# Description of the task
Restate every record exactly, with nothing skipped.

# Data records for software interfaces
....
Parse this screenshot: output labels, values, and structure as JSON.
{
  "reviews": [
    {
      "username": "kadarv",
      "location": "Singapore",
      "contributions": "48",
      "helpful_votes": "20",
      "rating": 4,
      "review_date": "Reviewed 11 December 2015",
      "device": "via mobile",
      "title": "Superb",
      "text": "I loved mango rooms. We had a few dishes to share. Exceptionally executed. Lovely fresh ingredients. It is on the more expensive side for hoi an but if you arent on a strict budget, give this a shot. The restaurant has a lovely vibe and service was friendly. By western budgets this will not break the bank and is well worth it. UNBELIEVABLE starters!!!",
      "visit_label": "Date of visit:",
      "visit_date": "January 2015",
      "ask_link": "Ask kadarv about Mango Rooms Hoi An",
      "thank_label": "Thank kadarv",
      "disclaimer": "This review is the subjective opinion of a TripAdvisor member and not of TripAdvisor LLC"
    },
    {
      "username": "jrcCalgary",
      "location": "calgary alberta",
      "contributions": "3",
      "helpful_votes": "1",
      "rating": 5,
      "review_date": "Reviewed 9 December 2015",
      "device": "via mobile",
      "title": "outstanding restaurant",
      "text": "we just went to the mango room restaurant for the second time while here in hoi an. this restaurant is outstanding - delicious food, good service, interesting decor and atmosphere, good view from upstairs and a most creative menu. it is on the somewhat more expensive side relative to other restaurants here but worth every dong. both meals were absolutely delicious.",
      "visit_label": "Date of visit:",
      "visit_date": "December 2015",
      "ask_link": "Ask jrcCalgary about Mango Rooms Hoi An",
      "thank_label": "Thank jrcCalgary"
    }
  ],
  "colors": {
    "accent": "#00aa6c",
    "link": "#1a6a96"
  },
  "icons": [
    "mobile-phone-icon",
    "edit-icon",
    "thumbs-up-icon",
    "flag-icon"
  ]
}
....
# Response to the task
Parse this screenshot: output labels, values, and structure as JSON.
{
  "reviews": [
    {
      "username": "kadarv",
      "location": "Singapore",
      "contributions": "48",
      "helpful_votes": "20",
      "rating": 4,
      "review_date": "Reviewed 11 December 2015",
      "device": "via mobile",
      "title": "Superb",
      "text": "I loved mango rooms. We had a few dishes to share. Exceptionally executed. Lovely fresh ingredients. It is on the more expensive side for hoi an but if you arent on a strict budget, give this a shot. The restaurant has a lovely vibe and service was friendly. By western budgets this will not break the bank and is well worth it. UNBELIEVABLE starters!!!",
      "visit_label": "Date of visit:",
      "visit_date": "January 2015",
      "ask_link": "Ask kadarv about Mango Rooms Hoi An",
      "thank_label": "Thank kadarv",
      "disclaimer": "This review is the subjective opinion of a TripAdvisor member and not of TripAdvisor LLC"
    },
    {
      "username": "jrcCalgary",
      "location": "calgary alberta",
      "contributions": "3",
      "helpful_votes": "1",
      "rating": 5,
      "review_date": "Reviewed 9 December 2015",
      "device": "via mobile",
      "title": "outstanding restaurant",
      "text": "we just went to the mango room restaurant for the second time while here in hoi an. this restaurant is outstanding - delicious food, good service, interesting decor and atmosphere, good view from upstairs and a most creative menu. it is on the somewhat more expensive side relative to other restaurants here but worth every dong. both meals were absolutely delicious.",
      "visit_label": "Date of visit:",
      "visit_date": "December 2015",
      "ask_link": "Ask jrcCalgary about Mango Rooms Hoi An",
      "thank_label": "Thank jrcCalgary"
    }
  ],
  "colors": {
    "accent": "#00aa6c",
    "link": "#1a6a96"
  },
  "icons": [
    "mobile-phone-icon",
    "edit-icon",
    "thumbs-up-icon",
    "flag-icon"
  ]
}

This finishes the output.